By Richard Loth (Contact  Biography)
The first ratios we'll take a look at in this tutorial are the liquidity ratios. Liquidity ratios attempt to measure a company's ability to pay off its shortterm debt obligations. This is done by comparing a company's most liquid assets (or, those that can be easily converted to cash), its shortterm liabilities.
In general, the greater the coverage of liquid assets to shortterm liabilities the better as it is a clear signal that a company can pay its debts that are coming due in the near future and still fund its ongoing operations. On the other hand, a company with a low coverage rate should raise a red flag for investors as it may be a sign that the company will have difficulty meeting running its operations, as well as meeting its obligations.
The biggest difference between each ratio is the type of assets used in the calculation. While each ratio includes current assets, the more conservative ratios will exclude some current assets as they aren't as easily converted to cash.
The ratios that we'll look at are the current, quick and cash ratios and we will also go over the cash conversion cycle, which goes into how the company turns its inventory into cash.
To find the data used in the examples in this section, please see the Securities and Exchange Commission's website to view the 2005 Annual Statement of Zimmer Holdings.
Liquidity Measurement Ratios: Current Ratio



Earnings Per Share  EPS
The portion of a company's profit allocated to each outstanding ... 
Return On Investment  ROI
A performance measure used to evaluate the efficiency of an investment ... 
Bid Wanted
An announcement by an investor who holds a security that he or ... 
Net Present Value  NPV
The difference between the present value of cash inflows and ... 
Total DebttoCapitalization Ratio
An indicator that measures the total amount of debt in a company’s ... 
PriceToCashFlow Ratio
The ratio of a stock’s price to its cash flow per share. The ...

Why do stock prices change following news reports?
Stock prices move up and down every minute due to fluctuations in supply and demand. If more people want to buy a particular ... 
What is the formula for calculating compound annual growth rate (CAGR) in Excel?
The concept of CAGR is relatively straightforward and requires only three primary inputs: an investments beginning value, ... 
How do I calculate the adjusted closing price for a stock?
When trading is done for the day on a recognized exchange, all stocks are priced at close. The price that is quoted at the ... 

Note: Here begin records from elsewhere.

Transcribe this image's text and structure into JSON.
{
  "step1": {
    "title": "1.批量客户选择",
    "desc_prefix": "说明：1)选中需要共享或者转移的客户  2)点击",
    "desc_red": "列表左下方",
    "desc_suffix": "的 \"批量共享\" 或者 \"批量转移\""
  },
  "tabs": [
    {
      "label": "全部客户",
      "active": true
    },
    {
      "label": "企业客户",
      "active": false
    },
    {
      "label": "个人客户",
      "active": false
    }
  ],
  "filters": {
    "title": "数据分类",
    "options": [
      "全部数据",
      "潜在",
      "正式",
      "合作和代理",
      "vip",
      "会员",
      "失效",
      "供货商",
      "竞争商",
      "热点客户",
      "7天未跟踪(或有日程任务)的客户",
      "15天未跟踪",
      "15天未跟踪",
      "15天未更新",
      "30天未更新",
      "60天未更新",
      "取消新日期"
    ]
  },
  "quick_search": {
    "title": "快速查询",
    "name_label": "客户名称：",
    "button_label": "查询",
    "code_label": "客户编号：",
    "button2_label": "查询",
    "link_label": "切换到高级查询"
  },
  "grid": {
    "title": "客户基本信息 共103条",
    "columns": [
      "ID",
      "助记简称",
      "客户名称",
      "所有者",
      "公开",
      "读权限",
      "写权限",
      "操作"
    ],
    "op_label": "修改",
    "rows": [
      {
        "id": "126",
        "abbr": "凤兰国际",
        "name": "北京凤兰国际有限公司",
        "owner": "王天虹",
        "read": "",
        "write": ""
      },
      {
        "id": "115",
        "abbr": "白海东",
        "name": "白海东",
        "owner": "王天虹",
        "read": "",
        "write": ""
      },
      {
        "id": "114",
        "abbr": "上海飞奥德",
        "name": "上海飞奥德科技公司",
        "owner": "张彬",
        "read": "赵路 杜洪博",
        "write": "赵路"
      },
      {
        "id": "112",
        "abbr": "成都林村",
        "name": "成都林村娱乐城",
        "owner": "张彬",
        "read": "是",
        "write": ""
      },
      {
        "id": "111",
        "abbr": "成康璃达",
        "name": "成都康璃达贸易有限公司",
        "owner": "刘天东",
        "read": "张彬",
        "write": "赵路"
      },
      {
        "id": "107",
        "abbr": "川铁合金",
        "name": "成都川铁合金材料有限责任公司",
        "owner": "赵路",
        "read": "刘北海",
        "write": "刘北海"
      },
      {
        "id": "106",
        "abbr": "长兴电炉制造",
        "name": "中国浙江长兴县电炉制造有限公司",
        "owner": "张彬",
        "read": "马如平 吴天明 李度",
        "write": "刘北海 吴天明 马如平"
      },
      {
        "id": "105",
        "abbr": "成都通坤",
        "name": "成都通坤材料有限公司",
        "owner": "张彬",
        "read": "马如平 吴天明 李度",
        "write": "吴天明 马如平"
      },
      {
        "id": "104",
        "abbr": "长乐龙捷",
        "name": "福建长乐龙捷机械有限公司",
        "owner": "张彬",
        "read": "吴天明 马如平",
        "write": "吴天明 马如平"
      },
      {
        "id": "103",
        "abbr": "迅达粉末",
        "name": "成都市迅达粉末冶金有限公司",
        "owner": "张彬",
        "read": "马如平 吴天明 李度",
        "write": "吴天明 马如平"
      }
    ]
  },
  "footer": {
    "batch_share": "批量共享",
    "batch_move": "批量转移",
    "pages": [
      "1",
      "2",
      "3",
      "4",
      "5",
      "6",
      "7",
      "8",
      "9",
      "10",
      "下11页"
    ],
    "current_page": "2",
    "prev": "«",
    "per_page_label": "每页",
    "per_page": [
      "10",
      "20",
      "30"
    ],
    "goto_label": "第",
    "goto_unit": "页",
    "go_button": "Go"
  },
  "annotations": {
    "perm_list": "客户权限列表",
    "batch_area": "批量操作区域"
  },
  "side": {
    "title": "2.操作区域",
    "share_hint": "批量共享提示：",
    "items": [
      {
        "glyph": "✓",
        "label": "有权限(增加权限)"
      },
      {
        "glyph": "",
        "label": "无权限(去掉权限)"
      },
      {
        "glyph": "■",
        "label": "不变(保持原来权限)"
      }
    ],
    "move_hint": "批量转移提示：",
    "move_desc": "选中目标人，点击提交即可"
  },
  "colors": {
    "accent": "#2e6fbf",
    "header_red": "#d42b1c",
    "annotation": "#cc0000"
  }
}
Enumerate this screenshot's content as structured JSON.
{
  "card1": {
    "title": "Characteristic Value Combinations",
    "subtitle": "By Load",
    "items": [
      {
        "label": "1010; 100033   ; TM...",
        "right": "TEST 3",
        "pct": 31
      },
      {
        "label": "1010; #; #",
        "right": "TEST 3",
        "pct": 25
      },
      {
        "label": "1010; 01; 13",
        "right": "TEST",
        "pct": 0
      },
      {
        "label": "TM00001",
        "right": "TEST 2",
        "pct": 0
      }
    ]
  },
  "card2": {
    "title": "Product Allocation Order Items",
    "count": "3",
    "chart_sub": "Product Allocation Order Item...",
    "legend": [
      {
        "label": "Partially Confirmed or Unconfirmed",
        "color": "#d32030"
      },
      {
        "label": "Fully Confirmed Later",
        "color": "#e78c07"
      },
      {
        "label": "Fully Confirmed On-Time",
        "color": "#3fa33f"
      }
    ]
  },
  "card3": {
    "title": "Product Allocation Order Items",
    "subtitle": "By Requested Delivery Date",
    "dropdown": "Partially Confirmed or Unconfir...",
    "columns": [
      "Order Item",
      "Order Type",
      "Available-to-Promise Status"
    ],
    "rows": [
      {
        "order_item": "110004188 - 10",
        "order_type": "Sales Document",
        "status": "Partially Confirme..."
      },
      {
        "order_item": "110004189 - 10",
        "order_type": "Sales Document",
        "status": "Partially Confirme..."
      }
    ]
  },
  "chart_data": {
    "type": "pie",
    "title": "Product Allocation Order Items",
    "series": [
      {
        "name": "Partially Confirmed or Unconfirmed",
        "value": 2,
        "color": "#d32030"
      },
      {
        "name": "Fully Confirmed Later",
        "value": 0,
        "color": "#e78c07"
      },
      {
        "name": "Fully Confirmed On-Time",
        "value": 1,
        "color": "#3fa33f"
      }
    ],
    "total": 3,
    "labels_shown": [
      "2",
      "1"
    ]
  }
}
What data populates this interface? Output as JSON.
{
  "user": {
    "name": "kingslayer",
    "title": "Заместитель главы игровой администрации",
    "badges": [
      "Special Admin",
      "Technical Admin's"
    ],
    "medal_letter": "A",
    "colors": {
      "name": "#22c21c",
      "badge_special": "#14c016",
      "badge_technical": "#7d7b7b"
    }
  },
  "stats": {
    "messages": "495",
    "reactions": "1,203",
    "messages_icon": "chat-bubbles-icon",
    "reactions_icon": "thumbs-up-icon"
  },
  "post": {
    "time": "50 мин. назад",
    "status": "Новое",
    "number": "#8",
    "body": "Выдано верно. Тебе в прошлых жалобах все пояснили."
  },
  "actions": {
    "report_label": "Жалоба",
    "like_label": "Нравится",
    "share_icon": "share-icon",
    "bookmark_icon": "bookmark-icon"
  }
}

How do I find historical prices for stocks?
Whether for research purposes, bookkeeping or even general interest in historical performance, this is a question that many ...